If the rating agencies were more accurate as to the changing environment, wall street would have been less inclined to take on so much risk; at least I like to think this way. At least it would have minimized the pain as many insurance companies, pension funds, and mutual funds have restrictions on the type of investments they can make for below rates securities.

So, by dropping the ball on ratings, the agencies in essence allowed this risky environment to persist way longer than it should have! Definitely some blame here.

The Federal Reserve - 4.5/5 Fingers Pointed

YES! Oh Alan Greenspan, how your legacy has changed in the past year or so. When Easy Al enacted his ultra loose policy and brought and left the fed funds rate all the way to 1%, he allowed so much liquidity to be pumped into the system that future problems should have been forseen. In addition, he promoted the use of risky loans by homeowners; i.e adjustable rate mortgages.

Sure he was considered 'the man' back in the day and did do some great things to help stave off big time financial distress, many are now blaming the fed for allowing such loose monetary policy for such a long time.
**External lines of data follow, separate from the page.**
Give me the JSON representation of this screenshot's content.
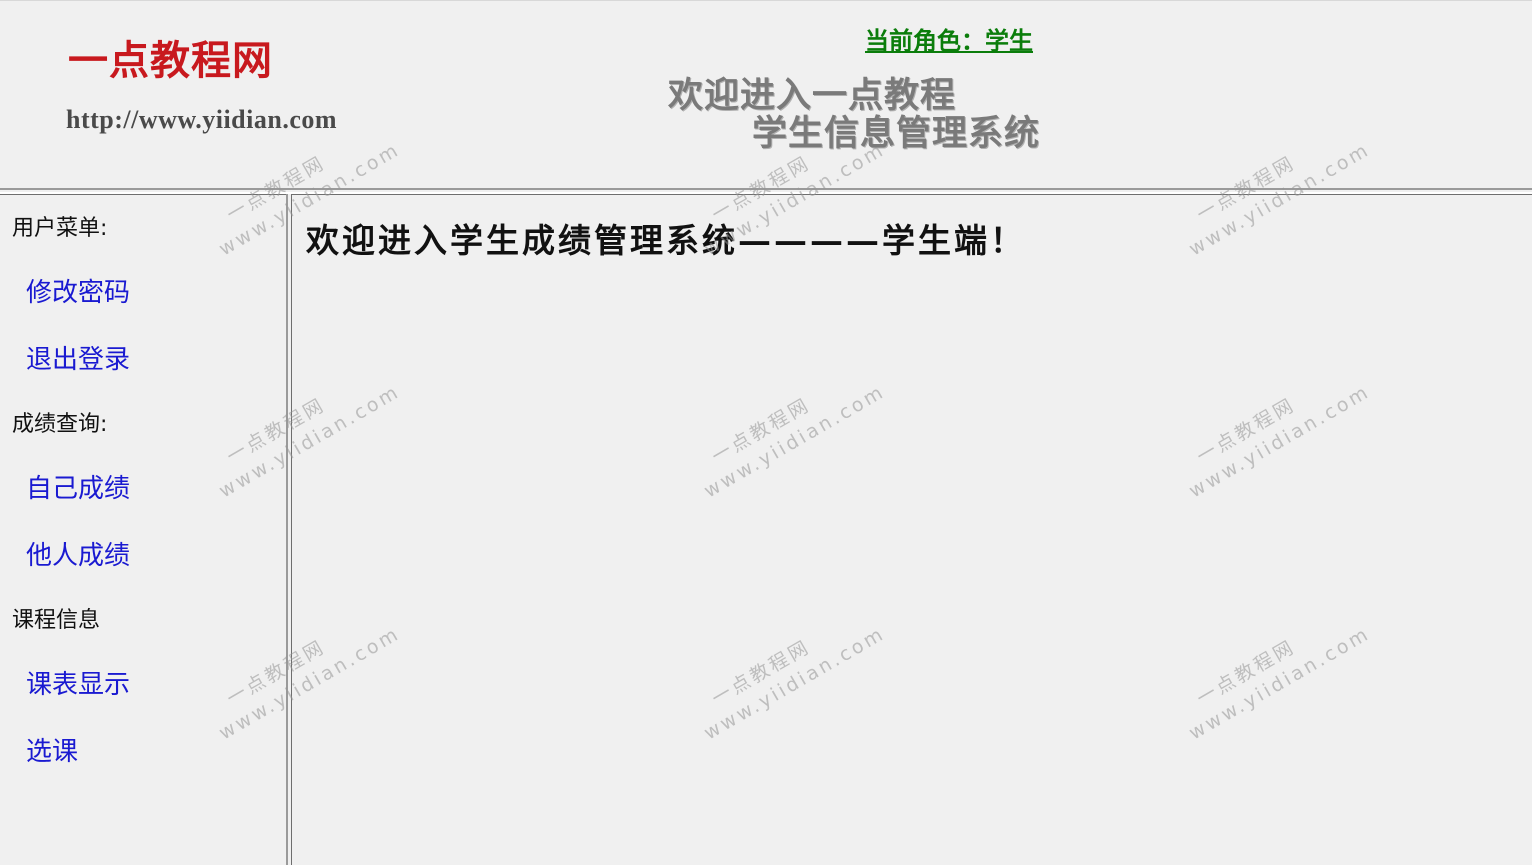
{
  "header": {
    "logo_title": "一点教程网",
    "logo_url": "http://www.yiidian.com",
    "role_link": "当前角色：学生",
    "welcome_line1": "欢迎进入一点教程",
    "welcome_line2": "学生信息管理系统"
  },
  "sidebar": {
    "sections": [
      {
        "label": "用户菜单:",
        "items": [
          {
            "label": "修改密码"
          },
          {
            "label": "退出登录"
          }
        ]
      },
      {
        "label": "成绩查询:",
        "items": [
          {
            "label": "自己成绩"
          },
          {
            "label": "他人成绩"
          }
        ]
      },
      {
        "label": "课程信息",
        "items": [
          {
            "label": "课表显示"
          },
          {
            "label": "选课"
          }
        ]
      }
    ]
  },
  "main": {
    "heading": "欢迎进入学生成绩管理系统————学生端！"
  },
  "watermark": {
    "line1": "一点教程网",
    "line2": "www.yiidian.com"
  },
  "colors": {
    "logo_red": "#c8191e",
    "role_green": "#0b7d0b",
    "link_blue": "#1a1ad1",
    "background": "#f0f0f0"
  }
}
As rates started to rise incrementally (mainly by 1/4 point hikes over a 2+ yr period), many are now arguing that Greenspan should have raised rates much more aggressively and faster to counter the growing asset bubble in housing. But that didn't happen and the national housing bubble grew even bigger until its inevitable pop!

Hard to argue that cheap money had nothing to do with it! It changed the psychology of investors and the game itself, and let everyone assume that the housing money machine will never stop printing. Its ironic that today we are calling for the fed to lower rates to help ease the side effects of the problem that arose due to cheap money in the first place!

What do you think? Who's to blame? Anyone missing from the list? REAL ESTATE BROKERS PERHAPS? Did UrbanDigs cause this whole problem? Hmmmmmmmmmmm!